**Data under study:**
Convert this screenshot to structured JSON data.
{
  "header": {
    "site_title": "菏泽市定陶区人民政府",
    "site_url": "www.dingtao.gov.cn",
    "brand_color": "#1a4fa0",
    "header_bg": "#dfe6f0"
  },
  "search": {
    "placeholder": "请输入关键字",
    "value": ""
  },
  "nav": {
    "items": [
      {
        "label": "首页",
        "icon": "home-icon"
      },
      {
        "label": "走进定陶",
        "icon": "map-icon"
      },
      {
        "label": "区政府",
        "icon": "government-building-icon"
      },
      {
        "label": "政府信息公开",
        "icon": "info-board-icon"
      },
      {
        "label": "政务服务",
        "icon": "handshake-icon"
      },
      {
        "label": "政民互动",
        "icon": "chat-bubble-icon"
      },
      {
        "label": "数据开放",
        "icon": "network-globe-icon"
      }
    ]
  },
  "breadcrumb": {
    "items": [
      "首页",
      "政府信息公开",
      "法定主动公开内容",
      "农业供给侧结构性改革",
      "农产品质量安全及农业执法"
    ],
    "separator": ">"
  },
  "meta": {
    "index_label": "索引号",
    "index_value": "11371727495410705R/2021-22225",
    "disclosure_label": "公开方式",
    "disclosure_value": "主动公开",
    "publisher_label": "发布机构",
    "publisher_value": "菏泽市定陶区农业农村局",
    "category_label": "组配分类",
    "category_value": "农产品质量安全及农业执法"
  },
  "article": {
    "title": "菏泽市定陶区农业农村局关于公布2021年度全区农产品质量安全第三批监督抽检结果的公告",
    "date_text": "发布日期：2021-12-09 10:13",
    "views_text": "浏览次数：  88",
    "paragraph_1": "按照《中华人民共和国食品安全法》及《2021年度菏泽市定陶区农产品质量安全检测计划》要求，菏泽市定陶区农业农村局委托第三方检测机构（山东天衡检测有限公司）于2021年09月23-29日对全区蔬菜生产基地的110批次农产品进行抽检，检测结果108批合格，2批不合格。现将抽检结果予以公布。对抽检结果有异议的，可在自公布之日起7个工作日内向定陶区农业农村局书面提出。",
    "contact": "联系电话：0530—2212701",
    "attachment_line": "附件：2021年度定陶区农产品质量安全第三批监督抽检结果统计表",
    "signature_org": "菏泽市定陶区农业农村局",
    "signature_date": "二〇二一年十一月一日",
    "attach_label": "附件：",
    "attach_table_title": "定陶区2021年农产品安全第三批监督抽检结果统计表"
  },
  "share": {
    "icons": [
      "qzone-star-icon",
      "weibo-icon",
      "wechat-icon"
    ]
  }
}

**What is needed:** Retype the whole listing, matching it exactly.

**Result:**
Convert this screenshot to structured JSON data.
{
  "header": {
    "site_title": "菏泽市定陶区人民政府",
    "site_url": "www.dingtao.gov.cn",
    "brand_color": "#1a4fa0",
    "header_bg": "#dfe6f0"
  },
  "search": {
    "placeholder": "请输入关键字",
    "value": ""
  },
  "nav": {
    "items": [
      {
        "label": "首页",
        "icon": "home-icon"
      },
      {
        "label": "走进定陶",
        "icon": "map-icon"
      },
      {
        "label": "区政府",
        "icon": "government-building-icon"
      },
      {
        "label": "政府信息公开",
        "icon": "info-board-icon"
      },
      {
        "label": "政务服务",
        "icon": "handshake-icon"
      },
      {
        "label": "政民互动",
        "icon": "chat-bubble-icon"
      },
      {
        "label": "数据开放",
        "icon": "network-globe-icon"
      }
    ]
  },
  "breadcrumb": {
    "items": [
      "首页",
      "政府信息公开",
      "法定主动公开内容",
      "农业供给侧结构性改革",
      "农产品质量安全及农业执法"
    ],
    "separator": ">"
  },
  "meta": {
    "index_label": "索引号",
    "index_value": "11371727495410705R/2021-22225",
    "disclosure_label": "公开方式",
    "disclosure_value": "主动公开",
    "publisher_label": "发布机构",
    "publisher_value": "菏泽市定陶区农业农村局",
    "category_label": "组配分类",
    "category_value": "农产品质量安全及农业执法"
  },
  "article": {
    "title": "菏泽市定陶区农业农村局关于公布2021年度全区农产品质量安全第三批监督抽检结果的公告",
    "date_text": "发布日期：2021-12-09 10:13",
    "views_text": "浏览次数：  88",
    "paragraph_1": "按照《中华人民共和国食品安全法》及《2021年度菏泽市定陶区农产品质量安全检测计划》要求，菏泽市定陶区农业农村局委托第三方检测机构（山东天衡检测有限公司）于2021年09月23-29日对全区蔬菜生产基地的110批次农产品进行抽检，检测结果108批合格，2批不合格。现将抽检结果予以公布。对抽检结果有异议的，可在自公布之日起7个工作日内向定陶区农业农村局书面提出。",
    "contact": "联系电话：0530—2212701",
    "attachment_line": "附件：2021年度定陶区农产品质量安全第三批监督抽检结果统计表",
    "signature_org": "菏泽市定陶区农业农村局",
    "signature_date": "二〇二一年十一月一日",
    "attach_label": "附件：",
    "attach_table_title": "定陶区2021年农产品安全第三批监督抽检结果统计表"
  },
  "share": {
    "icons": [
      "qzone-star-icon",
      "weibo-icon",
      "wechat-icon"
    ]
  }
}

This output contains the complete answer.